Six Ways To Protect Yourself Financially When Going Through A Divorce
During your marriage, you and your spouse likely took the steps necessary to protect yourselves and your financial future, such as establishing savings or retirement accounts and making sure you were adequately insured. When going through a divorce, it is all too common to overlook these matters, which can end up causing you financial setbacks as a result. The following are six steps you should take now to protect yourself financially when going through a divorce, which can help to ensure your security in the future:
- Make a thorough inventory of all marital assets.
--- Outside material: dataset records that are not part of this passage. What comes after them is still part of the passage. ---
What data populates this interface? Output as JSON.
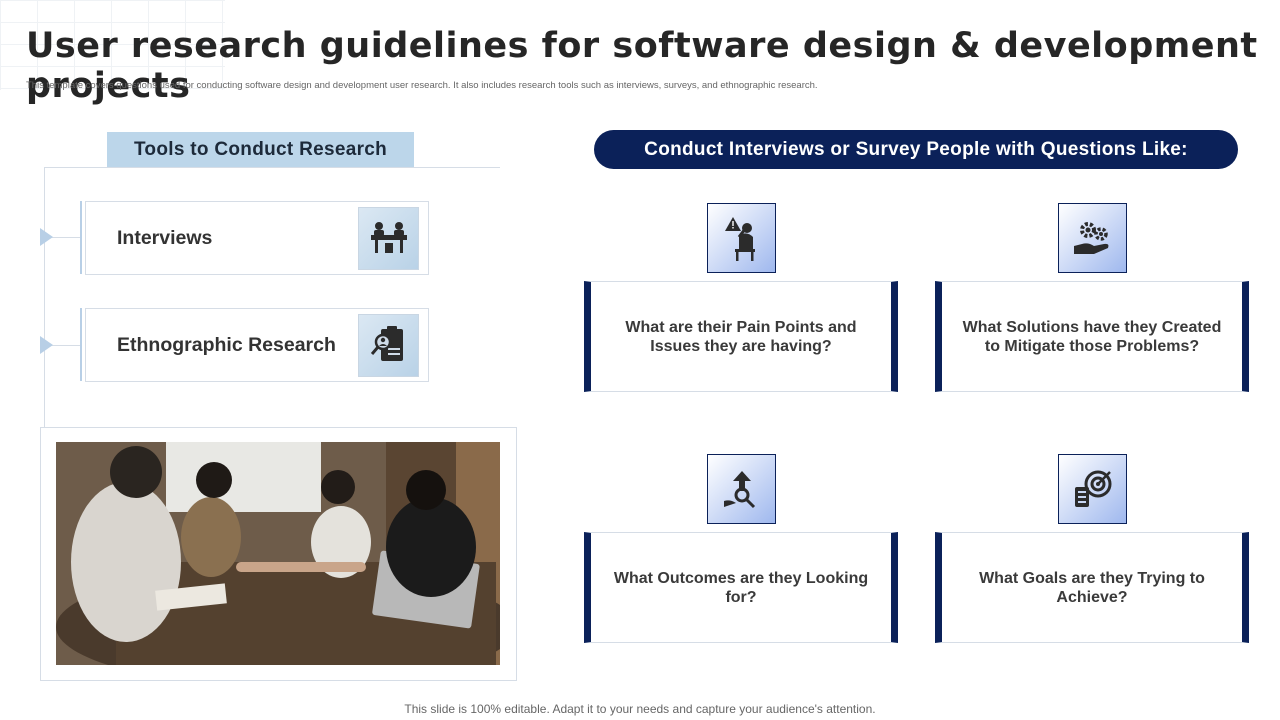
{
  "slide": {
    "title": "User research guidelines for software design & development projects",
    "subtitle": "This template covers questions used for conducting software design and development user research. It also includes research tools such as interviews, surveys, and ethnographic research.",
    "footer": "This slide is 100% editable. Adapt it to your needs and capture your audience's attention."
  },
  "tools": {
    "header": "Tools to Conduct Research",
    "items": [
      {
        "label": "Interviews",
        "icon": "meeting-table-icon"
      },
      {
        "label": "Ethnographic Research",
        "icon": "profile-magnifier-icon"
      }
    ],
    "photo_icon": "team-meeting-photo"
  },
  "questions": {
    "header": "Conduct Interviews or Survey People with Questions Like:",
    "items": [
      {
        "text": "What are their Pain Points and Issues they are having?",
        "icon": "stressed-person-icon"
      },
      {
        "text": "What Solutions have they Created to Mitigate those Problems?",
        "icon": "gears-hand-icon"
      },
      {
        "text": "What Outcomes are they Looking for?",
        "icon": "growth-search-icon"
      },
      {
        "text": "What Goals are they Trying to Achieve?",
        "icon": "target-checklist-icon"
      }
    ]
  },
  "colors": {
    "navy": "#0b2159",
    "light_blue": "#bcd6ea",
    "line": "#d6dde6"
  }
}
As part of your divorce proceedings, you will need to submit an inventory of marital assets to be divided between you and your spouse. Under Section 61.075 of the Florida Statutes, this includes your home and any other personal property, as well as retirement accounts, deferred earnings, stocks, and other financial benefits. Pay close attention to any potential sources of future income or earnings you may be entitled to, and make sure they are included in your property settlement.
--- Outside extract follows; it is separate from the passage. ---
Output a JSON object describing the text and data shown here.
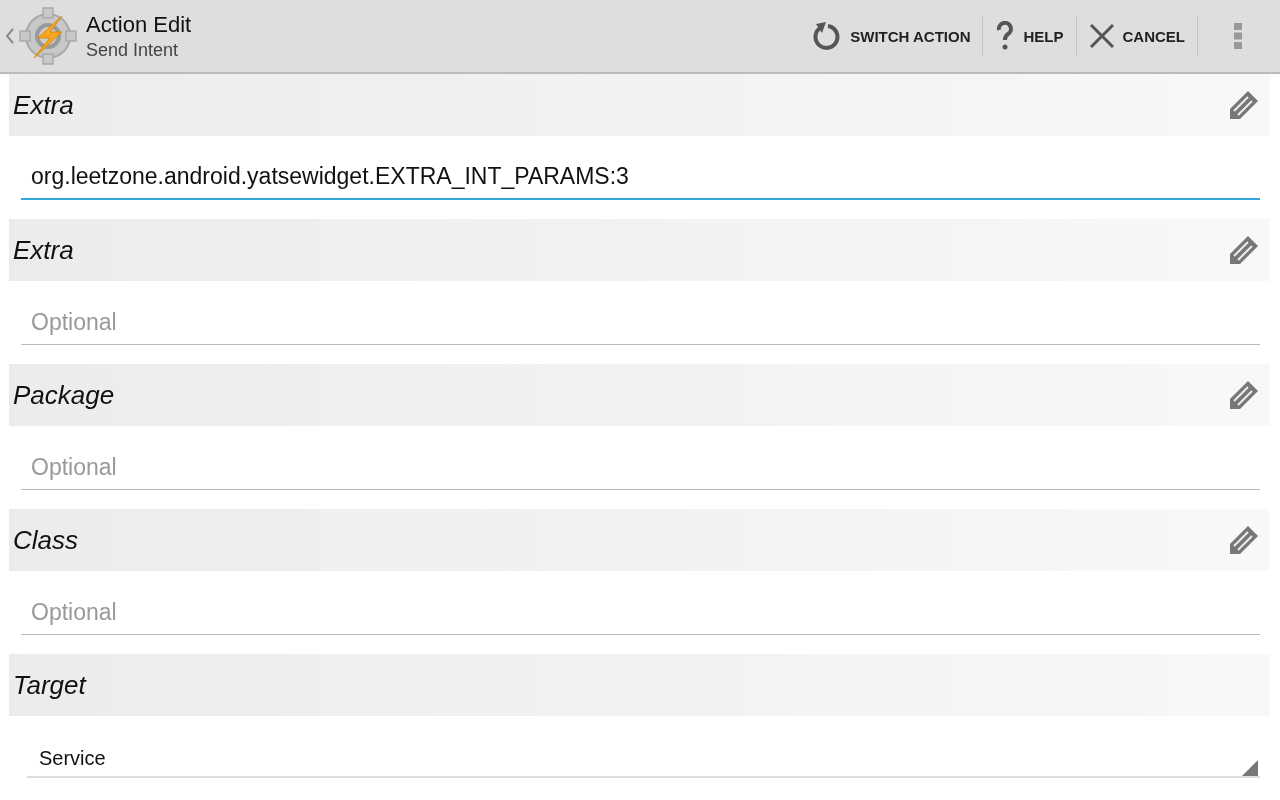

- Establish your own credit.
If most of your debts have been held jointly in you and your spouse’s name, consider opening individual accounts to help reestablish your own credit. Early in your separation, aim to pay off any debts accumulated during your marriage, and close all accounts to avoid incurring more joint debt.
- Consider your health insurance policy.
Medical expenses can wipe out any savings and eat up a large portion of your income. If you are currently covered under your spouse’s health insurance policy, you may be able to extend benefits through COBRA, or have health insurance included as part of an alimony agreement.
- Review life insurance policies.
If you and your spouse maintained life insurance policies, either on your own or through an employer, check cash values for money you may be owed. Consider continuing coverage or buying a new policy once you are divorced, but make sure to update the beneficiaries named.
- Make changes to your will and other estate planning documents.
In addition to your life insurance policy, be sure to update any wills, trusts, or other estate planning documents to reflect the changes in your marital status as well as in your heirs.
- Contribute to an individual IRA account.
Invest in your own future by putting away something towards retirement. If you are not offered a retirement account through your employer, you may be able to participate in the myRA program, through the U.S. Department of the Treasury. You can open an account with little money down, and earn the same higher interest rate as you would through an employer offered plan.
Contact Us for Professional Help
If you are going through a separation or considering filing for divorce, contact the Vanessa L. Prieto Law Offices, LLC today. Our passionate Fort Lauderdale attorneys are eager to assist you with your case.